A lot of people who bought home-exercise equipment last year switched to a different kind of consumer credit that allowed them to make the purchase on installment plans rather than with credit cards.

They made the transactions using a service called buy now, pay later, which is highly popular overseas and gaining traction in the U.S.

It is a way to make major purchases and pay it off in a set number of equal payments — such as four payments over six weeks. Some of the companies serving this market charge a fixed fee instead of interest. Some keep interest rates to a minimum. Some don't charge a fee whatsoever. An updated layaway plan.

Buy now, pay later companies have been around and gaining traction for some time, but hit triple-digit growth this holiday season, said Ted Rossman, an industry analyst at creditcards.com.

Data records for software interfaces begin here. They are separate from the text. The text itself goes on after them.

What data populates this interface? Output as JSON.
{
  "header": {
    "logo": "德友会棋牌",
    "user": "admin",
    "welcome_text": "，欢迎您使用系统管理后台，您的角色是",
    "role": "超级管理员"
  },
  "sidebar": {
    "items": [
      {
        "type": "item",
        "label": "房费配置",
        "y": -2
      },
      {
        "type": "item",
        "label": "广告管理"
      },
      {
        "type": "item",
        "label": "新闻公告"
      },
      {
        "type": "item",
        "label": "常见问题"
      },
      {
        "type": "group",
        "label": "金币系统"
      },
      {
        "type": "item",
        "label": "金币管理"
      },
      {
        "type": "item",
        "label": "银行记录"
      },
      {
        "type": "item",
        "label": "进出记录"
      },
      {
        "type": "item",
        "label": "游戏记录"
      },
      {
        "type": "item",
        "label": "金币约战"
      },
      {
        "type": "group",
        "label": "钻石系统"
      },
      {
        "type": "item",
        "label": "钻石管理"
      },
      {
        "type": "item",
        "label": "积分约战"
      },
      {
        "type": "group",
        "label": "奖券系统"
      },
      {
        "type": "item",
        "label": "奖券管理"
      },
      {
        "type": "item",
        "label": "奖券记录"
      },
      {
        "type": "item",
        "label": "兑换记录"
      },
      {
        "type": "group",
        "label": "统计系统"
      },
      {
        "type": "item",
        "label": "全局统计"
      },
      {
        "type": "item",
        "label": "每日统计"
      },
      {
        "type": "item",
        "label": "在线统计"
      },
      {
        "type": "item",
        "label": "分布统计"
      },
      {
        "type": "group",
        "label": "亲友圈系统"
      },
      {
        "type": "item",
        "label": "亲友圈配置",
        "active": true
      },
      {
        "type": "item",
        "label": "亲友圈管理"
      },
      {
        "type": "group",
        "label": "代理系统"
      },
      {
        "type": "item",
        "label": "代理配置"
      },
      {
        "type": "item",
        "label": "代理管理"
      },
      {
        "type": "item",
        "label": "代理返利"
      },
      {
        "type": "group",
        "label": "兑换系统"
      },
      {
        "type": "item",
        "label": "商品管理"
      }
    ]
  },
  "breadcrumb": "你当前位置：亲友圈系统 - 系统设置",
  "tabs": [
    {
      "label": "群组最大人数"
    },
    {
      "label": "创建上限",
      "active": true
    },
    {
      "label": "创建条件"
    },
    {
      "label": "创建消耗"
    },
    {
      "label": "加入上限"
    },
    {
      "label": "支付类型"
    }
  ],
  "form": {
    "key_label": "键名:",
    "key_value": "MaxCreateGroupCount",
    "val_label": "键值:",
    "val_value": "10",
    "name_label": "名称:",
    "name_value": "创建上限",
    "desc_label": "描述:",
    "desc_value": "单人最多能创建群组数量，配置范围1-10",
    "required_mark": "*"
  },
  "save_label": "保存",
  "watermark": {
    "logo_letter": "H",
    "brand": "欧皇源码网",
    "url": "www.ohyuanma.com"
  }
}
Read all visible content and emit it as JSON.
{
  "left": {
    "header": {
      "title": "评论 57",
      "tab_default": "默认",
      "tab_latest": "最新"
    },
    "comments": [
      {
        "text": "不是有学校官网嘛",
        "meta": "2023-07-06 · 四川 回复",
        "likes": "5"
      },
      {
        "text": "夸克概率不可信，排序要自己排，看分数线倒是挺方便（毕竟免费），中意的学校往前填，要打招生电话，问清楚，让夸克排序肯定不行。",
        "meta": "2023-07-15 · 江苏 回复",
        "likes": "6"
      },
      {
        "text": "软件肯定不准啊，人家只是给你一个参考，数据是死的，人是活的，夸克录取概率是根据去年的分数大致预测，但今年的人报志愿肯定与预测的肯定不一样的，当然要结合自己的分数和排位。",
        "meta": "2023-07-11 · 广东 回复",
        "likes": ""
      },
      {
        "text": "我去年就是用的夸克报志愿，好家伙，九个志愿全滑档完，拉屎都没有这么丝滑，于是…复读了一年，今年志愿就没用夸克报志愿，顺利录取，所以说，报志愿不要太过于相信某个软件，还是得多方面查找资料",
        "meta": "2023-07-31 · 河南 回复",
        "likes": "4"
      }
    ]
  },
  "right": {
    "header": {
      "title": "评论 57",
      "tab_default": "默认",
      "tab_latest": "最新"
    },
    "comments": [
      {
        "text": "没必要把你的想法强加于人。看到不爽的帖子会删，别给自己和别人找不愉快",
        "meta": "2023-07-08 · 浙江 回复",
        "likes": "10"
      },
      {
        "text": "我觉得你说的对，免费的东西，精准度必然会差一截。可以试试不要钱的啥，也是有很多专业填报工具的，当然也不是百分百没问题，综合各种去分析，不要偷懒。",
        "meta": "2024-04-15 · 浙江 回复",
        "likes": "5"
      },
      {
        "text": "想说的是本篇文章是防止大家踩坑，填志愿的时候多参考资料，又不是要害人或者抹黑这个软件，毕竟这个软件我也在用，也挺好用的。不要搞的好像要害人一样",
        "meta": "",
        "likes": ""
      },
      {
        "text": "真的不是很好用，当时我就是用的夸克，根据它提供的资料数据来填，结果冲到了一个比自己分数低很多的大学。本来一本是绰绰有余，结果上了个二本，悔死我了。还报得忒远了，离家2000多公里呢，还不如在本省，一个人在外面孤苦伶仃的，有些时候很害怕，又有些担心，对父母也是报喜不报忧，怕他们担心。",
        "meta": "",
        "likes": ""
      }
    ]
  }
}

While there were some new services that debuted in 2020 — such as PayPal's Pay in 4 — most of the players have been around for a while. Even PayPal had a different buy now, pay later solution called PayPal Credit, which continues to exist.

The market leaders include Klarna, founded in 2005; Affirm, which was founded in 2012; and Afterpay, which came on the scene in 2014.

Buy now, pay later can be seen as a hybrid of debit meets credit.

Consumers can potentially get several weeks, months or even years with a 0% interest rate, which makes it the same as a debit card that gets paid over time.

The majority of people who bought items on an installment plan have access to credit cards. According to payment-processing company Cornerstone Advisors, 97% of buy now, pay later users have a credit card; and 7 in 10 of them earn more than $75,000.

But buy now, pay later feels more responsible to many people, Rossman said.

The terms can vary. Affirm will finance the purchase of Peloton equipment over 39 monthly payments. That can make the purchase of a $2,000 fitness bike much more affordable.

A financing company such as Affirm is able to make money by taking a cut of the sale from the merchant. Merchants are willing to pay Affirm to assume the credit risk and facilitate faster product sales.

Although credit cards are the main source of consumer credit purchases, the card industry is taking note of buy now, pay later as a competitive threat.

American Express launched Pay It Plan It in 2017 as its answer to buy now, pay later by letting card members designate certain purchases for installment plans at lower interest rates. More recently, Citi Flex Pay and My Chase Plan entered the scene.